“It’s my belief we are the pets of dogs”

patrice newell with dogs
Patrice Newell and Phillip Adams with Rosie and Tommy.

PHILLIP ADAMS and PATRICE NEWELL believe no one can get by without a dog.

Phillip Adams is excited. “We’ve just had a wedding,” announces the film-maker, columnist and presenter of ABC Radio National’s Late Night Live, his popular talk radio show. “We had the nuptials and cleared out the chooks from the chicken coop and turned it into a honeymoon suite.”

The occasion was the mating of Phillip’s Border Collie Cross Tommy, and a neighbour’s Border Collie. The mating took place at Elmswood, the 10,000 acre property in the Upper Hunter Valley of NSW, that Phillip shares with his partner Patrice Newell, the former international model and television presenter now a cattle and olive biodynamic farmer and acclaimed author, and Aurora, the couple’s 13-year-old daughter.

“Tommy is useless around the farm and a complete ratbag but he’s a remarkable animal and can run about 50k easily and 100k if he wanted to. So, of course, we wanted to breed from him, and have at least one pup of our own that would be a proper working dog,” Phillip explains.

He peers into the chicken coop. “It was love at first sight but Tommy was a virgin as far as I know. Still he frolicked and cavorted and seemed to know what he was doing before they both disappeared into the egg-laying department. His bride has delivered only one pup but we have our fingers crossed that she’ll produce one or two more little Tommies in the future.”

At two, Tommy is all exuberance and zest, a typical teenage “boy”, and is adored by Aurora. “He makes us all smile,” says Patrice. “To be happy I believe every house needs a baby. Babies are what life is all about and nothing makes me happier than when friends have babies. But if you can’t have a baby in the house, the next best thing is a dog.”


dog swimming at elmswood
The late George

Over the years Elmswood has had many dogs and Phillip has written about most of them in his column in The Australian. But the columns that triggered the biggest response were those he wrote in 2004 about George, a dejected, terrified, starving Kelpie Cross he’d found hiding behind Elmswood’s dustbins. Shivering with terror, snarling at whoever approached, Phillip slowly gained the dog’s trust. While George continued to snap and cower from other humans, he adored Phillip and the madcap Tommy, who’d take him off on adventures.

“Barking ecstatically, they’d be gone for hours,” Phillip says.

Then one day just as George was beginning to gain confidence, he was killed by a large kangaroo that he and Tommy had been chasing. Phillip was devastated. “He was no longer cowering when you reached out to pat him, he was even conducting tentative experiments in tail wagging. For the first time in his miserable life he was having fun and that’s what killed him.” Even with George’s departure however Elmswood is not lacking in dogs. Along with Tommy, there’s Rosie, the 10-year-old matriarch. “She’s really our neighbour Gavin Prescott’s dog but he’s away quite a lot so she lives with us,” says Patrice. “She hangs out with the females of the family, spending her time with me and Aurora as one of the girls.”

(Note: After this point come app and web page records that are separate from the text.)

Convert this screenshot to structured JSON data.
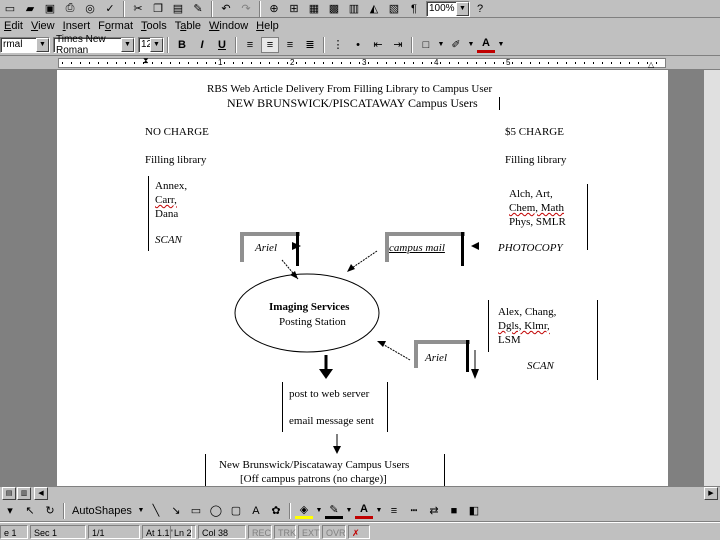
{
  "standard_toolbar": {
    "zoom_value": "100%"
  },
  "menu_bar": {
    "items": [
      {
        "label": "Edit",
        "key": "E"
      },
      {
        "label": "View",
        "key": "V"
      },
      {
        "label": "Insert",
        "key": "I"
      },
      {
        "label": "Format",
        "key": "o"
      },
      {
        "label": "Tools",
        "key": "T"
      },
      {
        "label": "Table",
        "key": "a"
      },
      {
        "label": "Window",
        "key": "W"
      },
      {
        "label": "Help",
        "key": "H"
      }
    ]
  },
  "formatting_toolbar": {
    "style_value": "rmal",
    "font_value": "Times New Roman",
    "size_value": "12",
    "bold_label": "B",
    "italic_label": "I",
    "underline_label": "U"
  },
  "ruler": {
    "numbers": [
      "1",
      "2",
      "3",
      "4",
      "5"
    ]
  },
  "document": {
    "title_line1": "RBS Web Article Delivery From Filling Library to Campus User",
    "title_line2": "NEW BRUNSWICK/PISCATAWAY Campus Users",
    "no_charge_heading": "NO CHARGE",
    "charge_heading": "$5 CHARGE",
    "left_filling_label": "Filling library",
    "right_filling_label": "Filling library",
    "left_libs": [
      "Annex,",
      "Carr,",
      "Dana"
    ],
    "left_action": "SCAN",
    "right_libs": [
      "Alch, Art,",
      "Chem, Math",
      "Phys, SMLR"
    ],
    "right_action": "PHOTOCOPY",
    "truck_ariel_1": "Ariel",
    "truck_campus_mail": "campus mail",
    "imaging_line1": "Imaging Services",
    "imaging_line2": "Posting Station",
    "lower_libs": [
      "Alex, Chang,",
      "Dgls, Klmr,",
      "LSM"
    ],
    "lower_action": "SCAN",
    "truck_ariel_2": "Ariel",
    "post_line": "post to web server",
    "email_line": "email message sent",
    "users_line1": "New Brunswick/Piscataway Campus Users",
    "users_line2": "[Off campus patrons (no charge)]"
  },
  "drawing_toolbar": {
    "autoshapes_label": "AutoShapes"
  },
  "status_bar": {
    "page": "e 1",
    "section": "Sec 1",
    "pages": "1/1",
    "at": "At 1.1\"",
    "line": "Ln 2",
    "col": "Col 38",
    "rec": "REC",
    "trk": "TRK",
    "ext": "EXT",
    "ovr": "OVR"
  }
}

dog at elmswood farm
Aurora with Tommy.

According to Phillip there’s usually a Jack Russell around the house as well. “Because Jack Russells are totally insane and tend to produce more anecdotes per dog than all the other dogs put together,” he explains. “They have no idea of their size and think they’re elephants so they always end up with snake bites or under a tractor wheel. But the place is not the same without them so we’ll be getting another one in the near future.”

As dogs and humans evolved in a remarkably short space of time – just 7000 years – Phillip continues to wonder whether we humans adopted dogs or they adopted us. “It’s my belief that we are the pets of dogs. We are their animal companions and I think it’s very nice of them to bother with us. Singles can get by without children, nuns demonstrate they can get by without sex and our leading politicians show us they can get by without ethics or brains, but I don’t think anyone can get by without a dog.”